What’s 3% of a bird? The last seven centi metres of a swan’s wingspan? The right foot of an ostrich? Or the annual death toll attributable to an average wind turbine? In the context of last week’s report1 by the US National Academy of Sciences (NAS) on the environmental impacts of wind-energy projects, it’s the third definition that counts. It takes 30-odd turbines to reach a kill-rate of one bird a year.
The scientists who wrote the report naturally attached lots of caveats to this figure, which they gleaned from 14 studies they felt were of good quality. They acknowledged that rates can differ widely from site to site, and that although, as Hamlet said, there is a special providence in the fall of a sparrow, such a fall might not be quite as special, or worth avoiding, as the death of a bald eagle.

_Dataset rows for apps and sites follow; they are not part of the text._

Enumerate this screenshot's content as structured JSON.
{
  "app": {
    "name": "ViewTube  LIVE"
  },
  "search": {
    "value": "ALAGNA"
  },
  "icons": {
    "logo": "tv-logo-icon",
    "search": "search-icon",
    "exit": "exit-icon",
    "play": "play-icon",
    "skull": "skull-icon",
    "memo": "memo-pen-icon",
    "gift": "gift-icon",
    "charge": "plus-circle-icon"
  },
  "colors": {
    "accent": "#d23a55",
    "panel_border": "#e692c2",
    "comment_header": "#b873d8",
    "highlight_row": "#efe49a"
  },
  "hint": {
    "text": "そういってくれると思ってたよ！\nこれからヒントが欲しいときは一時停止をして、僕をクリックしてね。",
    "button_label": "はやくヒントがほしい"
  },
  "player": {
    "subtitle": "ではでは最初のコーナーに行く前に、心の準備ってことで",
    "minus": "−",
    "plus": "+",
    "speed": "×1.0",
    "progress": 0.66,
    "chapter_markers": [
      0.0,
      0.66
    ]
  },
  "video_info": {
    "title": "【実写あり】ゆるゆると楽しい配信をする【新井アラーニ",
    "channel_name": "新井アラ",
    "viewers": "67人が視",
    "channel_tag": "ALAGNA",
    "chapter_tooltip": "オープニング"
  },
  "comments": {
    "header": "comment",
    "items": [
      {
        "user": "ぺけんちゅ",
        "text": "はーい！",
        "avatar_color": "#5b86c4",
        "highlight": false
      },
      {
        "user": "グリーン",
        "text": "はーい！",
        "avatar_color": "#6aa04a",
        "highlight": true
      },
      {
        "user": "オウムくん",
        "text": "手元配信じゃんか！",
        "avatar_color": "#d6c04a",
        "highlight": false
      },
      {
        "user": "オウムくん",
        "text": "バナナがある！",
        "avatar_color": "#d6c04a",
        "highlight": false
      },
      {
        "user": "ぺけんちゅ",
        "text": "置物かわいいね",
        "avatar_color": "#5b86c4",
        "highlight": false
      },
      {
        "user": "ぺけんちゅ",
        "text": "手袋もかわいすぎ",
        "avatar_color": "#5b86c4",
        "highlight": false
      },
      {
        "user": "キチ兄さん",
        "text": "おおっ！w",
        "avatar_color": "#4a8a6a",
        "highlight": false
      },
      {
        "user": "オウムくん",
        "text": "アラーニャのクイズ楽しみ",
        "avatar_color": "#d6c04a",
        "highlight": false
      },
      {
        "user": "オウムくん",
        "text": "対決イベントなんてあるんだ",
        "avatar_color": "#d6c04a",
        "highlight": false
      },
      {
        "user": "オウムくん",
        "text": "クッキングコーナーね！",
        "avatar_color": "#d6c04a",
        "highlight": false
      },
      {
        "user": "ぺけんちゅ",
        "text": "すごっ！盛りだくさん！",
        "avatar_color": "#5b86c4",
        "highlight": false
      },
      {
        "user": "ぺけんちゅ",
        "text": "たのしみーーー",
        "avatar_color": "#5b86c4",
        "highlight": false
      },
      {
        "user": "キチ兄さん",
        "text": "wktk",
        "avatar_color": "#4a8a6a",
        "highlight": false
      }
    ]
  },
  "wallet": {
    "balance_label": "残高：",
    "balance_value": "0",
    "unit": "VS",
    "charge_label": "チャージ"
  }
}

In the final analysis, though, whichever way you slice it, or them, America’s birds seem to die in turbine blades at a rate no higher than 40,000 a year. Deaths due to domestic cats, on the other hand, are put at “hundreds of millions”. It is possible, the panel noted, that the turbines are rather worse for bats; recent studies have turned up more of their carcasses than expected. But the numbers are still small.